5 Put financing mechanisms in place
An important barrier to energy efficiency are the high upfront costs that are needed, which can have a long payback time. This makes the issue of financing crucially important, but the draft Directive does not contain any provision for the financing of energy efficiency measures. As "Green" MEP Claude Turmes recently stated: "Without the necessary financing mechanisms the measures proposed in this Directive will be wishful thinking and will not create numerous jobs and trigger innovation."
In recent years a number of innovative efficiency financing program designs have emerged in an effort to reduce upfront costs. One particularly interesting mechanism, especially in the context of transitioning to a model of selling energy services, is on-bill financing.
This means that typically a utility company pays for energy improvements in a building, which are repaid by the building owner or renter on their utility bill. In many cases customers can pay all or part of the cost of efficiency measures through the resulting saving on their bills. The cost can also be paid back in the form of a service charge paid by renters. One advantage of this method is that it gives the utility the ability to leverage the already-existing relationship with its customers.
At least 20 states in the US have implemented or are in the process of implementing on-bill financing programs and a number of barriers have been encountered including: the upfront costs utilities
|'Without the necessary financing mechanisms the measures proposed in this Directive will be wishful thinking and will not create numerous jobs and trigger innovation'|
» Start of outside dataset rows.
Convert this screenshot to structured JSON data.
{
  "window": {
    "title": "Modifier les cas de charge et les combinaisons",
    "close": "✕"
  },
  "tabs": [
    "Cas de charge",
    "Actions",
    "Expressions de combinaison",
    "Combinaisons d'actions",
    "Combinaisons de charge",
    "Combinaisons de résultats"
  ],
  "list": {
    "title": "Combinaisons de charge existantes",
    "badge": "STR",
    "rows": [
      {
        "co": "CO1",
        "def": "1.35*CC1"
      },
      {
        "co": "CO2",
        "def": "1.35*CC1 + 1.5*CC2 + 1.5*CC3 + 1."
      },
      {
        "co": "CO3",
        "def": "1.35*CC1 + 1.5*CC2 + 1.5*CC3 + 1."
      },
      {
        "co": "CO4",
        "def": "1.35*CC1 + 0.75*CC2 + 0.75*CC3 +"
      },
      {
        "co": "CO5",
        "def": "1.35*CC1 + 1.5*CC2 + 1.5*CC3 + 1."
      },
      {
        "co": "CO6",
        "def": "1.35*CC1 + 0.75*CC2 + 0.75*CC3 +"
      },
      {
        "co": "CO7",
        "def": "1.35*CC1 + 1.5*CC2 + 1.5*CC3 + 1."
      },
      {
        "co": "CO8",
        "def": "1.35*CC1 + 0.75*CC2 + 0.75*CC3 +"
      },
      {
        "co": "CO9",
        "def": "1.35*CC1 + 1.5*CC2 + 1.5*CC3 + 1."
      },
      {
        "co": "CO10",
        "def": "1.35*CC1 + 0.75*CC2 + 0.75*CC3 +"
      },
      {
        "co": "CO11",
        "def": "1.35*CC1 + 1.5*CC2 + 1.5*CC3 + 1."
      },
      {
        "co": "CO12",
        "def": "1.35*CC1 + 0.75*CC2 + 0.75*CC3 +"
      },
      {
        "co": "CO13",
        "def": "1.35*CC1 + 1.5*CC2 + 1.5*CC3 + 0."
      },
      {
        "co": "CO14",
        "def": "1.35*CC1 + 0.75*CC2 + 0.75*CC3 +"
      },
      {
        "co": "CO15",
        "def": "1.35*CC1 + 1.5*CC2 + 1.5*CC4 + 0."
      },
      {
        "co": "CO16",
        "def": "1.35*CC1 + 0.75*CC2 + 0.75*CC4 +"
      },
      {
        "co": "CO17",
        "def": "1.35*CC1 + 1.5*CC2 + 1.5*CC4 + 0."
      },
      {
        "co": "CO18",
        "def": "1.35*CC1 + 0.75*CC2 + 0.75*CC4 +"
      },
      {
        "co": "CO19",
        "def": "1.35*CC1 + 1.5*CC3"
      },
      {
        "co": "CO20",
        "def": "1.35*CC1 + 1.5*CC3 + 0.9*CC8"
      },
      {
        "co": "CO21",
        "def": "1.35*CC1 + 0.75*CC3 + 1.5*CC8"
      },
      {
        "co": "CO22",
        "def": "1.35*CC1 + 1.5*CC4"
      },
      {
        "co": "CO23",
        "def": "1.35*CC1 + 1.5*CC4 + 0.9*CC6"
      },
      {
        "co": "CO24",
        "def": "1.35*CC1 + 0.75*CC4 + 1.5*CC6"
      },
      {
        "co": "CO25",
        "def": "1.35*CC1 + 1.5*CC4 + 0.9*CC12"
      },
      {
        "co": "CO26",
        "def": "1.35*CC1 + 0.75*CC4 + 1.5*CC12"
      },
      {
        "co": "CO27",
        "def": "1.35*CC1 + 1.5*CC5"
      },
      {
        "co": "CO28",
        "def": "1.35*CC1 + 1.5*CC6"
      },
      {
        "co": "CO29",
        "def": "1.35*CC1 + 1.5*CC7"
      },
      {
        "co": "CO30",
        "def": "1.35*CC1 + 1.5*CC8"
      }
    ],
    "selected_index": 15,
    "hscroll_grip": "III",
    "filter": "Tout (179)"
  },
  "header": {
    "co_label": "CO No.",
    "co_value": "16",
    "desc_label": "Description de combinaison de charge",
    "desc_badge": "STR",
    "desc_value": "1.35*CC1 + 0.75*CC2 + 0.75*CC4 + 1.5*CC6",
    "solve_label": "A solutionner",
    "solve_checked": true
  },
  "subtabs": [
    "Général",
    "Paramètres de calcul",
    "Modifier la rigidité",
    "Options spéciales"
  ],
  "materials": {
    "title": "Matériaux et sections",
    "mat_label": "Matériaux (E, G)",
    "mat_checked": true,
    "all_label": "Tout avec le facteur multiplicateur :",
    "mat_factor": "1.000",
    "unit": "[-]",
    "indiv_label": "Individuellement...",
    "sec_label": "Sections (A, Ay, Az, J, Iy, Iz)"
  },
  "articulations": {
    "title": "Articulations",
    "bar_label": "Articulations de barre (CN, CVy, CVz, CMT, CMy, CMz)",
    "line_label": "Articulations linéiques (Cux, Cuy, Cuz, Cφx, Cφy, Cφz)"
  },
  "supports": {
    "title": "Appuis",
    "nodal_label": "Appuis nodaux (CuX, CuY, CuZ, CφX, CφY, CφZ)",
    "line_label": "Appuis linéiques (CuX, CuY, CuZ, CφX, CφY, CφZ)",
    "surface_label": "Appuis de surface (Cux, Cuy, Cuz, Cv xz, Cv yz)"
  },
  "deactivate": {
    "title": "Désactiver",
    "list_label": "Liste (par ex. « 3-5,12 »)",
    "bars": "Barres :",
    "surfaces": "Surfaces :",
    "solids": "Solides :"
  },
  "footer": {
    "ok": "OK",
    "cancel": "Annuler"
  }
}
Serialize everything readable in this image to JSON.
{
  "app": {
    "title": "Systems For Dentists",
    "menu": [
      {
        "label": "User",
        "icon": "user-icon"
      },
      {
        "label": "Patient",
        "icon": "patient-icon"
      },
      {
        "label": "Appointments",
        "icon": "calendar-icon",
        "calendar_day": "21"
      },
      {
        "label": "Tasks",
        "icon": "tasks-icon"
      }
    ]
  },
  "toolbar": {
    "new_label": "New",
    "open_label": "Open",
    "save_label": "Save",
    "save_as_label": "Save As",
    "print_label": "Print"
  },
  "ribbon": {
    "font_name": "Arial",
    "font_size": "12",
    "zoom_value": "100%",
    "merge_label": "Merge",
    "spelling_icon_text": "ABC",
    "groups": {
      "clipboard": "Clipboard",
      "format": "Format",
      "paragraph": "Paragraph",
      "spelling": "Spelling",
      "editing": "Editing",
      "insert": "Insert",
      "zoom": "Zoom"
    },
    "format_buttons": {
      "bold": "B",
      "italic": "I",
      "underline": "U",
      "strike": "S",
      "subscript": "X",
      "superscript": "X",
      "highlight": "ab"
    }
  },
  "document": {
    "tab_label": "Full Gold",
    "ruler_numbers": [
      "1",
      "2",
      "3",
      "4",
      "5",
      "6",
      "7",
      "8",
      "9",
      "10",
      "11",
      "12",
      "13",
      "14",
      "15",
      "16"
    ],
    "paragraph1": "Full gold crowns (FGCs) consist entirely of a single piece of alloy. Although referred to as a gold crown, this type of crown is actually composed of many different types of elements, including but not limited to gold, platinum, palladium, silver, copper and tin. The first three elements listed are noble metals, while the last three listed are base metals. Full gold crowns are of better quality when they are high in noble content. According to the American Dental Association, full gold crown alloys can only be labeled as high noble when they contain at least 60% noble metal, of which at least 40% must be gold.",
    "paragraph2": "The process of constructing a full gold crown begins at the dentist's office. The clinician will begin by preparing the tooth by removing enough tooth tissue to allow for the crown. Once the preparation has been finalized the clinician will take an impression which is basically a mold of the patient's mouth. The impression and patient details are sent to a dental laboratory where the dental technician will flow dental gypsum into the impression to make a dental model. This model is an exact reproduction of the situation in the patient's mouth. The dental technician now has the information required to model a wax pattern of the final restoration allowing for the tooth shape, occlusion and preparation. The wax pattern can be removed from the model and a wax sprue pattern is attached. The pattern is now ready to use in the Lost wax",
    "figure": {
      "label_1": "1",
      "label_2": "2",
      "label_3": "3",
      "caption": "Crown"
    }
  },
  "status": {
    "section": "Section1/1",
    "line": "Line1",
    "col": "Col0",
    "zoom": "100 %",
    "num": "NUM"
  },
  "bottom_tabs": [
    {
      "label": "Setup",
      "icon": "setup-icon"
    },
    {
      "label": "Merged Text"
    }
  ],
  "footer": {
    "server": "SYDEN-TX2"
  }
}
As a final point, it should be noted that it is crucially important to look at energy efficiency in the long term, as it is a process with long-term payoffs and benefits. As the European Commission's Energy Roadmap for 2050 states: "Member States have to start now to debate how their energy mix will look like in 2050 and create a stable business investment for private investors." Only a very concrete and stable policy framework will establish the environment of certainty required for long-term efforts.
Many member states already have their own policy schemes for energy efficiency in place and are understandably reluctant to alter them. This is another area in which taking the long view will help in the process of harmonization of regulations among member states. As the 2050 Roadmap states: "Each country is responsible for its own energy choices. But they must be integrated in the overall context…" A solid policy framework in the form of the Energy Efficiency Directive will provide this context, with binding targets set at several points between now and 2050.
Who is Jacob Huber?
Jacob Huber is an energy analyst at the Energy Delta Institute in Groningen (The Netherlands), specializing in energy efficiency. He studied sustainable energy systems and energy planning at the University of Porto, and environment and resource management at the Free University Amsterdam.
He believes that energy efficiency is important not only to meet climate goals and protect the environment, but also to reinvigorate the European economy by increasing competitiveness, producing jobs, and increasing energy security. You can respond to his article by email (firstname.lastname@example.org) or by joining the thread on Syntropolis.